Your JavaScript is turned off or you have an old version of Adobe's Flash Player. Get the latest Flash player.
Ukraine, Russia, United in Faith, Divided in Politicsi
X
Michael Eckels
April 19, 2014
There is a strong historical religious connection between Russia and Ukraine. But what role is religion playing in the current conflict? In the run-up to Easter, Michael Eckels in Moscow reports for VOA.
Video

Video Ukraine, Russia, United in Faith, Divided in Politics

There is a strong historical religious connection between Russia and Ukraine. But what role is religion playing in the current conflict? In the run-up to Easter, Michael Eckels in Moscow reports for VOA.
Video

Video Face of American Farmer is Changing

The average American farmer is now 58 years old, and farmers 65 and older are the fastest growing segment of the population. It’s a troubling trend signaling big changes ahead for American agriculture as aging farmers retire. Reporter Mike Osborne says a new report from the U.S. Census Bureau is suggesting what some of those changes might look like... and why they might not be so troubling.
Video
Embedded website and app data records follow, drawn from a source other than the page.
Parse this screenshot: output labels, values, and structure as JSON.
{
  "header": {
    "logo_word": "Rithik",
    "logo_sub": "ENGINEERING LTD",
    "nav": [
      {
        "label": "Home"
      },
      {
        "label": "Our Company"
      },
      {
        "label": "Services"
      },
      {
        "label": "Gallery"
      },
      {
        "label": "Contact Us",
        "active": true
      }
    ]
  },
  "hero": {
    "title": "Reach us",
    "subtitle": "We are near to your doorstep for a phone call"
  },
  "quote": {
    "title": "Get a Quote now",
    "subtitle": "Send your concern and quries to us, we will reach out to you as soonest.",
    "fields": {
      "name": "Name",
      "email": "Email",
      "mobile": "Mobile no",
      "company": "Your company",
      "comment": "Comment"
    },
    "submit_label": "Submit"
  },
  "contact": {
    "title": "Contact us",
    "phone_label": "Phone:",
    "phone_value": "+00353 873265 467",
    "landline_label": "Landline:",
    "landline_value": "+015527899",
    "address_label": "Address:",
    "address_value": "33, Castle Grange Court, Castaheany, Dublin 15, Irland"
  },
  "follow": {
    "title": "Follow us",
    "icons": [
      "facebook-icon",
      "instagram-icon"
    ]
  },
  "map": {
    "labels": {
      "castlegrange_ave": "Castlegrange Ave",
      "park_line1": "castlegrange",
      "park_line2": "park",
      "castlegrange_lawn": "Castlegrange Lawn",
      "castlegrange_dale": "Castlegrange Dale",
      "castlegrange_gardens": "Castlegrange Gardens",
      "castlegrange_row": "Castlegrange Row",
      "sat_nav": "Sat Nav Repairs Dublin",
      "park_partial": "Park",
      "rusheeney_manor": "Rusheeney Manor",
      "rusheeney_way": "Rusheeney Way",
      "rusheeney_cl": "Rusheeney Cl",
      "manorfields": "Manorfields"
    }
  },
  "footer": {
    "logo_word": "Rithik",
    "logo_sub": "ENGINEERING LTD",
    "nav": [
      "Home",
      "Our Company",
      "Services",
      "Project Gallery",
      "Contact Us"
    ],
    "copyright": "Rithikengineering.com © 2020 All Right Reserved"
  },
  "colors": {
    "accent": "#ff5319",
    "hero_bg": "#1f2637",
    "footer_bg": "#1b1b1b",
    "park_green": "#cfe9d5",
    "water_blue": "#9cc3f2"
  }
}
Video Donetsk Governor: Ukraine Military Assault 'Delicate But Necessary'

Around a dozen state buildings in eastern Ukraine remain in the hands of pro-Russian protesters who are demanding a referendum on self-rule. The governor of the whole Donetsk region is among those forced out by the protesters. He spoke to VOA's Henry Ridgwell from his temporary new office in Donetsk city.
Video

Video Drones May Soon Send Data From High Seas

Drones are usually associated with unmanned flying vehicles, but autonomous watercraft are also becoming useful tools for jobs ranging from scientific exploration to law enforcement to searching for a missing airliner in the Indian Ocean. VOA’s George Putic reports on sea-faring drones.
Video

Video New Earth-Size Planet Found

Not too big, not too small. Not too hot, not too cold. A newly discovered planet looks just right for life as we know it, according to an international group of astronomers. VOA’s Steve Baragona has more.
Video

Video Copts in Diaspora Worry About Future in Egypt

Around 10 percent of Egypt’s population belong to the Coptic faith, making them the largest Christian minority in the Middle East. But they have become targets of violence since the revolution three years ago. With elections scheduled for May and the struggle between the Egyptian military and Islamists continuing, many Copts abroad are deeply worried about the future of their ancient church. VOA religion correspondent Jerome Socolovsky visited a Coptic church outside Washington DC.
Video

Video Critics Say Venezuelan Protests Test Limits of Military's Support

During the two months of deadly anti-government protests that have rocked the oil-rich nation of Venezuela, President Nicolas Maduro has accused the opposition of trying to initiate a coup. Though a small number of military officers have been arrested for allegedly plotting against the government, VOA’s Brian Padden reports the leadership of the armed forces continues to support the president, at least for now.
Video

Video More Millenials Unplug to Embrace Board Games

A big new trend in the U.S. toy industry has more consumers switching off their high-tech gadgets to play with classic toys, like board games. This is especially true among the so-called millenial generation - those born in the 1980's and 90's. Elizabeth Lee has more from an unusual café in Los Angeles, where the new trend is popular and business is booming.
Video

Video Google Buys Drone Company

In its latest purchase of high-tech companies, Google has acquired a manufacturer of solar-powered drones that can stay in the air almost indefinitely, relaying broadband Internet connection to remote areas. It is seen as yet another step in the U.S. based Web giant’s bid to bring Internet to the whole world. VOA’s George Putic reports.
AppleAndroid